··· MATERIAL SHOWN
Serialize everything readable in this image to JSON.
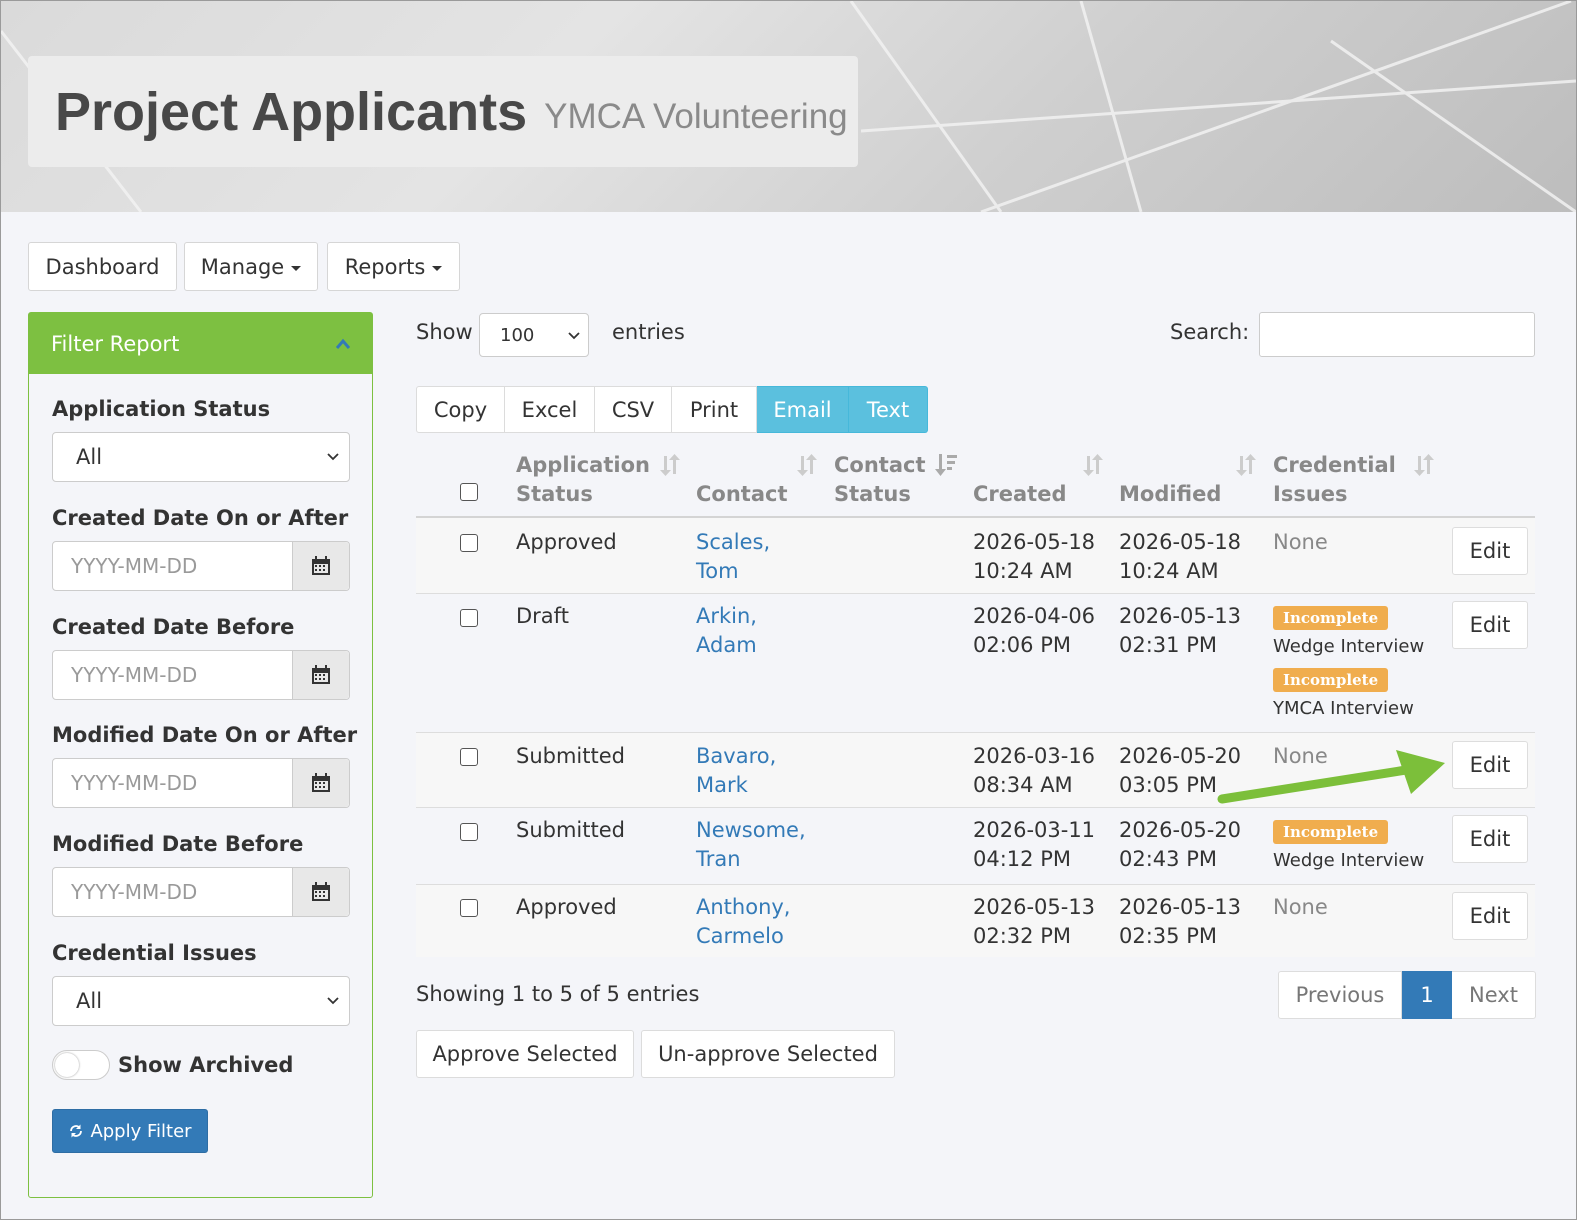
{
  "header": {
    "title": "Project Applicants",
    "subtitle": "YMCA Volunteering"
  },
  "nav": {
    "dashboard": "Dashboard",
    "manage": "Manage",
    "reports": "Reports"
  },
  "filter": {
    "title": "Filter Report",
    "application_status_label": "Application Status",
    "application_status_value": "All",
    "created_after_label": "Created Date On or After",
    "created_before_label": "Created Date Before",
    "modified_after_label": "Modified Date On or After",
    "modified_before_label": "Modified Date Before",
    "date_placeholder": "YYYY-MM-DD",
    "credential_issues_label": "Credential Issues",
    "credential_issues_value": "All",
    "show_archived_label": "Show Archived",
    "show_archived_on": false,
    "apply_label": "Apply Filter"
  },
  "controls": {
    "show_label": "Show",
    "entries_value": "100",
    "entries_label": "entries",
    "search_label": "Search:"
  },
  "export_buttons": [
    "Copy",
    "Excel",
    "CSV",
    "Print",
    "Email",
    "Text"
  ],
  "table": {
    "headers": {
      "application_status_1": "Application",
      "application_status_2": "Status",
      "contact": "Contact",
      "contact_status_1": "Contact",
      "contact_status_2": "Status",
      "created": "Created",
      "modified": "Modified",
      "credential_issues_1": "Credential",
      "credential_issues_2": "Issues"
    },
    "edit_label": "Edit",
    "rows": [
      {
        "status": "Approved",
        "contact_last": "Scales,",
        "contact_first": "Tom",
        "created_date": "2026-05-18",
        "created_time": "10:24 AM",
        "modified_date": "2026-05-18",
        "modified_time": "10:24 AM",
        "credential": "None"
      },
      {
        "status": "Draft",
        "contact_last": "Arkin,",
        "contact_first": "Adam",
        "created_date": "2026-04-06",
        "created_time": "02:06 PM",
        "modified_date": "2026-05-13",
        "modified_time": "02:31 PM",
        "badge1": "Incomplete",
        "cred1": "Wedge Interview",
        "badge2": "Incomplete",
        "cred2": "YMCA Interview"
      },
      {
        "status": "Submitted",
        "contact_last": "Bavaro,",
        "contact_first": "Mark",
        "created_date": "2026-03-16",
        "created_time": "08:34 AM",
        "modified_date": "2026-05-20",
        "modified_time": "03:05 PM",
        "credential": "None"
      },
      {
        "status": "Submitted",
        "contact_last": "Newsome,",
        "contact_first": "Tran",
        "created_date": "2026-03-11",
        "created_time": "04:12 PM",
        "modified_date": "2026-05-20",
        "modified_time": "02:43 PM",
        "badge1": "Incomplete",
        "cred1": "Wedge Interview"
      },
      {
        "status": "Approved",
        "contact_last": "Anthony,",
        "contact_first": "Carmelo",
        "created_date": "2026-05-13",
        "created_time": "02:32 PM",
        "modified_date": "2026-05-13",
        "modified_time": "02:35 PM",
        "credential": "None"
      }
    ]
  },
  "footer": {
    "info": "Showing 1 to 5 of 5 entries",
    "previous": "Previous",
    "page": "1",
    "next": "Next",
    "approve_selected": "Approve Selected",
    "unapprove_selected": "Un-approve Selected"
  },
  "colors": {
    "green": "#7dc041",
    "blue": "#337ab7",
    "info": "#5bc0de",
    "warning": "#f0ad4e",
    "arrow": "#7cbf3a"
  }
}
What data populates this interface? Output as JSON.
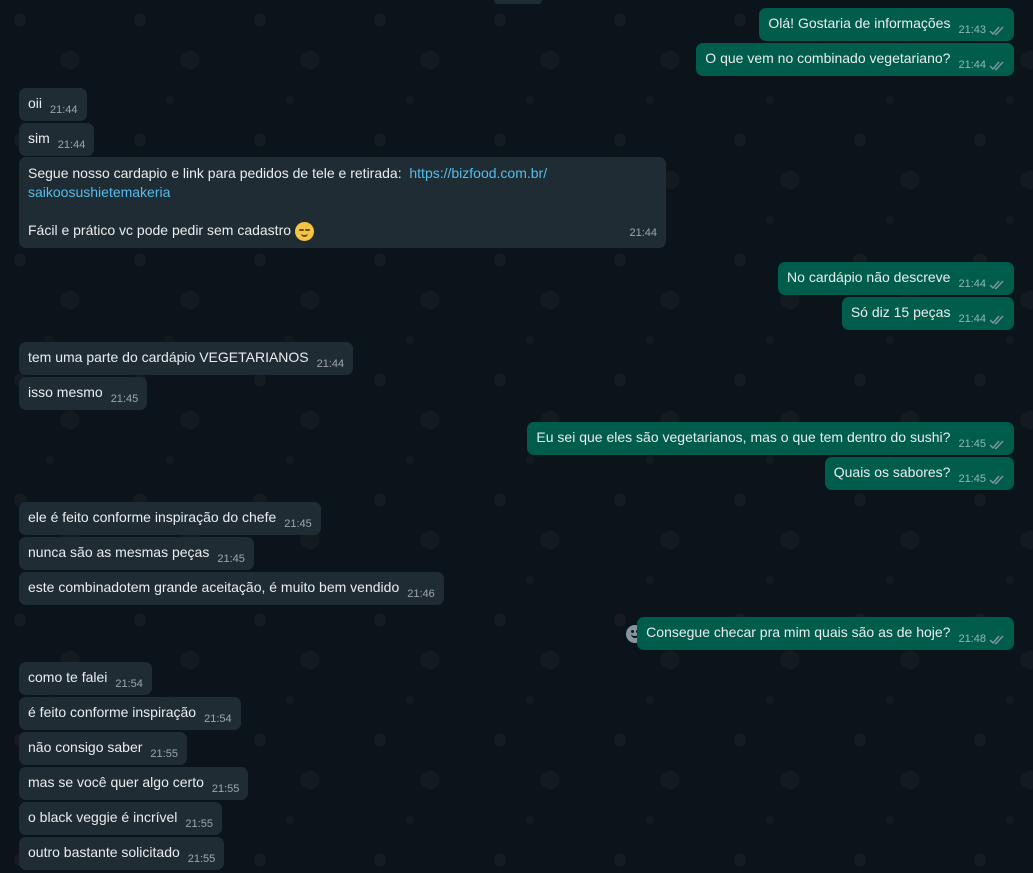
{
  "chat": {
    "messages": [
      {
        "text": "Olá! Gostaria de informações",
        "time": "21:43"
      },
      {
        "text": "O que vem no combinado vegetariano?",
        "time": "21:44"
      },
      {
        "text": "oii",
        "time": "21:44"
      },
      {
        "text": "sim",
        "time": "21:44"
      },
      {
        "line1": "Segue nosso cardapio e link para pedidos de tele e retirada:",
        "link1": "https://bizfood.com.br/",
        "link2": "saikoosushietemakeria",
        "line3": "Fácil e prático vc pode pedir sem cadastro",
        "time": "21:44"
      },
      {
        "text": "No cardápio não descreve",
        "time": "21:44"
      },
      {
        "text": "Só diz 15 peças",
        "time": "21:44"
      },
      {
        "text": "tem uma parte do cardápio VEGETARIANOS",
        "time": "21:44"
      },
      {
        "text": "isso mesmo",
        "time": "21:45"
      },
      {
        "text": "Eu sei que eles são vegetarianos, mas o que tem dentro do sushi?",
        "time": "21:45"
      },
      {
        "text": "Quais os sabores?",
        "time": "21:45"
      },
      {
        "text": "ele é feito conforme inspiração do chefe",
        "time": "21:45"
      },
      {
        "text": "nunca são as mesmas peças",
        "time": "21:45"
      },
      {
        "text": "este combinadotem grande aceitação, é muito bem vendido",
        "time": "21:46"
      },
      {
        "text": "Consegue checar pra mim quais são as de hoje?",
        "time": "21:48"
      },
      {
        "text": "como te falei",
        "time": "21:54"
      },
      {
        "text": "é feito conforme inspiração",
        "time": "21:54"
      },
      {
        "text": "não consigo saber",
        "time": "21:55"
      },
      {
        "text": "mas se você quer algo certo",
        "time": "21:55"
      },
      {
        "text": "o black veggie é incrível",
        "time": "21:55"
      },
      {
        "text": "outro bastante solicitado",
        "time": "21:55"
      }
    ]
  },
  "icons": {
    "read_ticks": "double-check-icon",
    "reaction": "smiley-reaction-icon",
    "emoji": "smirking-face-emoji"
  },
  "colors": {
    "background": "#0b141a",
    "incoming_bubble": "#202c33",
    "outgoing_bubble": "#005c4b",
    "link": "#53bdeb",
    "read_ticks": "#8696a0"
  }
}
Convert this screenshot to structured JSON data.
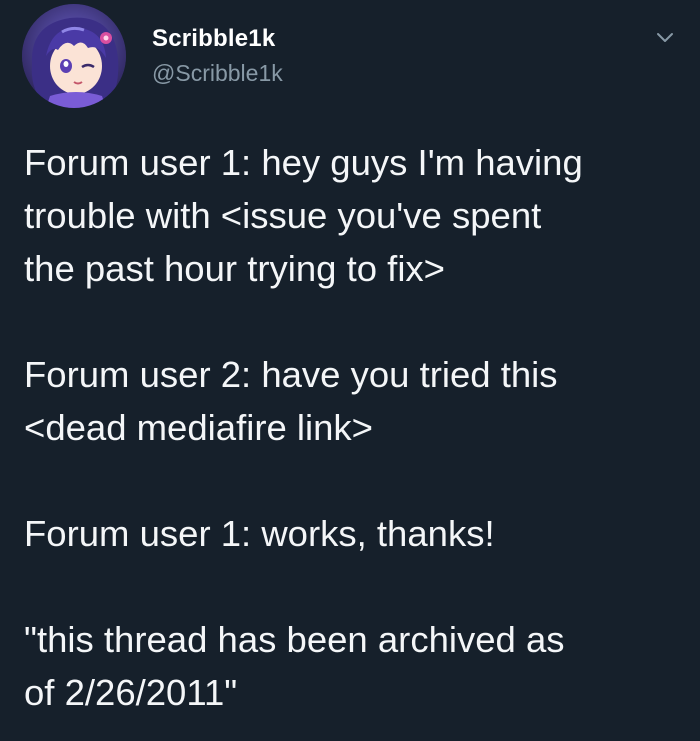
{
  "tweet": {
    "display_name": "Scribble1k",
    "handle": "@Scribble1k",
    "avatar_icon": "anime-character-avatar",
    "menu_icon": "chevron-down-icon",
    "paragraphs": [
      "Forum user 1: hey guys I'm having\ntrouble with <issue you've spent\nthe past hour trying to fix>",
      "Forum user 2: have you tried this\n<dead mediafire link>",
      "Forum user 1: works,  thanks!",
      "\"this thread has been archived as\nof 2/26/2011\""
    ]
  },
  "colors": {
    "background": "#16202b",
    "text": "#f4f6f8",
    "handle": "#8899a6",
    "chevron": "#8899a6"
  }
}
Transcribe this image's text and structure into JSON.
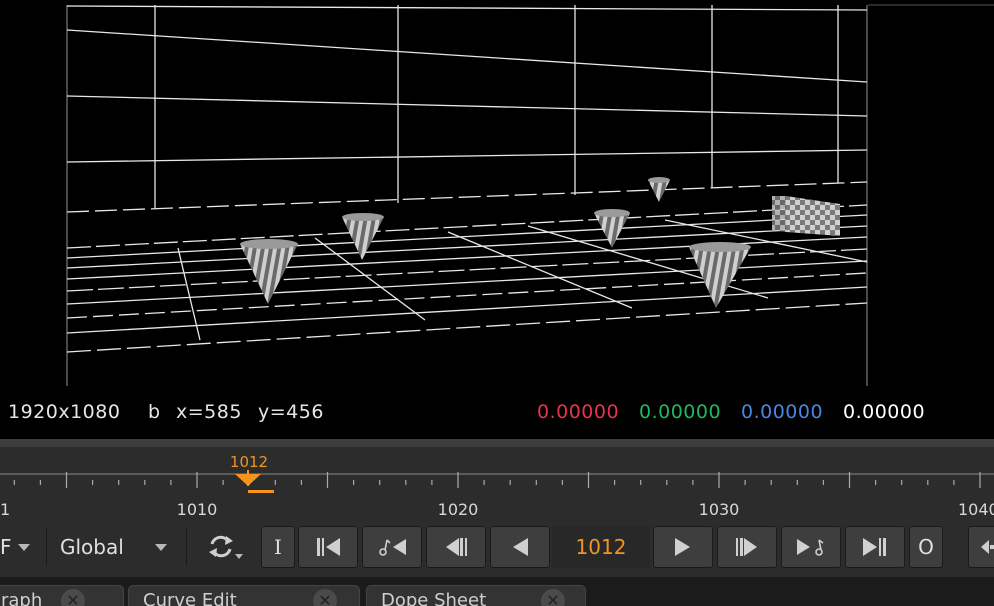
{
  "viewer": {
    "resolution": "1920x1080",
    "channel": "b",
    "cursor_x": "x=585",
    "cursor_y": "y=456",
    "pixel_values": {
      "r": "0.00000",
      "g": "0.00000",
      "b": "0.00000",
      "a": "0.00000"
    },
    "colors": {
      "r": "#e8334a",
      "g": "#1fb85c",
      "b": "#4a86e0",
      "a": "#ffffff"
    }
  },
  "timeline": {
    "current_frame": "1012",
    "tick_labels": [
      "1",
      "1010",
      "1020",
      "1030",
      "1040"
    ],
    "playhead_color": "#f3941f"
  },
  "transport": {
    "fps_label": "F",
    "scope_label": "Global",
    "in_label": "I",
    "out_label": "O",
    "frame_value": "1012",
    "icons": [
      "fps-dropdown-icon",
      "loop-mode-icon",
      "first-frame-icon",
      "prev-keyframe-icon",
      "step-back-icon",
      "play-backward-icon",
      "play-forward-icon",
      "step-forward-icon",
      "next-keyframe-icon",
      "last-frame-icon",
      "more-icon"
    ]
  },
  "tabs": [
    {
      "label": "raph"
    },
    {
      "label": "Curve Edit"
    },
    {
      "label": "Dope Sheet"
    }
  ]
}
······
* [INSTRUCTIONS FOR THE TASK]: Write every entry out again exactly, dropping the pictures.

* [ANSWER SECTION]:
Serialize everything readable in this image to JSON.
{
  "header": {
    "title": "Project Applicants",
    "subtitle": "YMCA Volunteering"
  },
  "nav": {
    "dashboard": "Dashboard",
    "manage": "Manage",
    "reports": "Reports"
  },
  "filter": {
    "title": "Filter Report",
    "application_status_label": "Application Status",
    "application_status_value": "All",
    "created_after_label": "Created Date On or After",
    "created_before_label": "Created Date Before",
    "modified_after_label": "Modified Date On or After",
    "modified_before_label": "Modified Date Before",
    "date_placeholder": "YYYY-MM-DD",
    "credential_issues_label": "Credential Issues",
    "credential_issues_value": "All",
    "show_archived_label": "Show Archived",
    "show_archived_on": false,
    "apply_label": "Apply Filter"
  },
  "controls": {
    "show_label": "Show",
    "entries_value": "100",
    "entries_label": "entries",
    "search_label": "Search:"
  },
  "export_buttons": [
    "Copy",
    "Excel",
    "CSV",
    "Print",
    "Email",
    "Text"
  ],
  "table": {
    "headers": {
      "application_status_1": "Application",
      "application_status_2": "Status",
      "contact": "Contact",
      "contact_status_1": "Contact",
      "contact_status_2": "Status",
      "created": "Created",
      "modified": "Modified",
      "credential_issues_1": "Credential",
      "credential_issues_2": "Issues"
    },
    "edit_label": "Edit",
    "rows": [
      {
        "status": "Approved",
        "contact_last": "Scales,",
        "contact_first": "Tom",
        "created_date": "2026-05-18",
        "created_time": "10:24 AM",
        "modified_date": "2026-05-18",
        "modified_time": "10:24 AM",
        "credential": "None"
      },
      {
        "status": "Draft",
        "contact_last": "Arkin,",
        "contact_first": "Adam",
        "created_date": "2026-04-06",
        "created_time": "02:06 PM",
        "modified_date": "2026-05-13",
        "modified_time": "02:31 PM",
        "badge1": "Incomplete",
        "cred1": "Wedge Interview",
        "badge2": "Incomplete",
        "cred2": "YMCA Interview"
      },
      {
        "status": "Submitted",
        "contact_last": "Bavaro,",
        "contact_first": "Mark",
        "created_date": "2026-03-16",
        "created_time": "08:34 AM",
        "modified_date": "2026-05-20",
        "modified_time": "03:05 PM",
        "credential": "None"
      },
      {
        "status": "Submitted",
        "contact_last": "Newsome,",
        "contact_first": "Tran",
        "created_date": "2026-03-11",
        "created_time": "04:12 PM",
        "modified_date": "2026-05-20",
        "modified_time": "02:43 PM",
        "badge1": "Incomplete",
        "cred1": "Wedge Interview"
      },
      {
        "status": "Approved",
        "contact_last": "Anthony,",
        "contact_first": "Carmelo",
        "created_date": "2026-05-13",
        "created_time": "02:32 PM",
        "modified_date": "2026-05-13",
        "modified_time": "02:35 PM",
        "credential": "None"
      }
    ]
  },
  "footer": {
    "info": "Showing 1 to 5 of 5 entries",
    "previous": "Previous",
    "page": "1",
    "next": "Next",
    "approve_selected": "Approve Selected",
    "unapprove_selected": "Un-approve Selected"
  },
  "colors": {
    "green": "#7dc041",
    "blue": "#337ab7",
    "info": "#5bc0de",
    "warning": "#f0ad4e",
    "arrow": "#7cbf3a"
  }
}
What data populates this interface? Output as JSON.
{
  "chat": {
    "messages": [
      {
        "text": "Olá! Gostaria de informações",
        "time": "21:43"
      },
      {
        "text": "O que vem no combinado vegetariano?",
        "time": "21:44"
      },
      {
        "text": "oii",
        "time": "21:44"
      },
      {
        "text": "sim",
        "time": "21:44"
      },
      {
        "line1": "Segue nosso cardapio e link para pedidos de tele e retirada:",
        "link1": "https://bizfood.com.br/",
        "link2": "saikoosushietemakeria",
        "line3": "Fácil e prático vc pode pedir sem cadastro",
        "time": "21:44"
      },
      {
        "text": "No cardápio não descreve",
        "time": "21:44"
      },
      {
        "text": "Só diz 15 peças",
        "time": "21:44"
      },
      {
        "text": "tem uma parte do cardápio VEGETARIANOS",
        "time": "21:44"
      },
      {
        "text": "isso mesmo",
        "time": "21:45"
      },
      {
        "text": "Eu sei que eles são vegetarianos, mas o que tem dentro do sushi?",
        "time": "21:45"
      },
      {
        "text": "Quais os sabores?",
        "time": "21:45"
      },
      {
        "text": "ele é feito conforme inspiração do chefe",
        "time": "21:45"
      },
      {
        "text": "nunca são as mesmas peças",
        "time": "21:45"
      },
      {
        "text": "este combinadotem grande aceitação, é muito bem vendido",
        "time": "21:46"
      },
      {
        "text": "Consegue checar pra mim quais são as de hoje?",
        "time": "21:48"
      },
      {
        "text": "como te falei",
        "time": "21:54"
      },
      {
        "text": "é feito conforme inspiração",
        "time": "21:54"
      },
      {
        "text": "não consigo saber",
        "time": "21:55"
      },
      {
        "text": "mas se você quer algo certo",
        "time": "21:55"
      },
      {
        "text": "o black veggie é incrível",
        "time": "21:55"
      },
      {
        "text": "outro bastante solicitado",
        "time": "21:55"
      }
    ]
  },
  "icons": {
    "read_ticks": "double-check-icon",
    "reaction": "smiley-reaction-icon",
    "emoji": "smirking-face-emoji"
  },
  "colors": {
    "background": "#0b141a",
    "incoming_bubble": "#202c33",
    "outgoing_bubble": "#005c4b",
    "link": "#53bdeb",
    "read_ticks": "#8696a0"
  }
}
Convert this screenshot to structured JSON data.
{
  "tweet": {
    "display_name": "Scribble1k",
    "handle": "@Scribble1k",
    "avatar_icon": "anime-character-avatar",
    "menu_icon": "chevron-down-icon",
    "paragraphs": [
      "Forum user 1: hey guys I'm having\ntrouble with <issue you've spent\nthe past hour trying to fix>",
      "Forum user 2: have you tried this\n<dead mediafire link>",
      "Forum user 1: works,  thanks!",
      "\"this thread has been archived as\nof 2/26/2011\""
    ]
  },
  "colors": {
    "background": "#16202b",
    "text": "#f4f6f8",
    "handle": "#8899a6",
    "chevron": "#8899a6"
  }
}
Transcribe this image's text and structure into JSON.
{
  "viewer": {
    "resolution": "1920x1080",
    "channel": "b",
    "cursor_x": "x=585",
    "cursor_y": "y=456",
    "pixel_values": {
      "r": "0.00000",
      "g": "0.00000",
      "b": "0.00000",
      "a": "0.00000"
    },
    "colors": {
      "r": "#e8334a",
      "g": "#1fb85c",
      "b": "#4a86e0",
      "a": "#ffffff"
    }
  },
  "timeline": {
    "current_frame": "1012",
    "tick_labels": [
      "1",
      "1010",
      "1020",
      "1030",
      "1040"
    ],
    "playhead_color": "#f3941f"
  },
  "transport": {
    "fps_label": "F",
    "scope_label": "Global",
    "in_label": "I",
    "out_label": "O",
    "frame_value": "1012",
    "icons": [
      "fps-dropdown-icon",
      "loop-mode-icon",
      "first-frame-icon",
      "prev-keyframe-icon",
      "step-back-icon",
      "play-backward-icon",
      "play-forward-icon",
      "step-forward-icon",
      "next-keyframe-icon",
      "last-frame-icon",
      "more-icon"
    ]
  },
  "tabs": [
    {
      "label": "raph"
    },
    {
      "label": "Curve Edit"
    },
    {
      "label": "Dope Sheet"
    }
  ]
}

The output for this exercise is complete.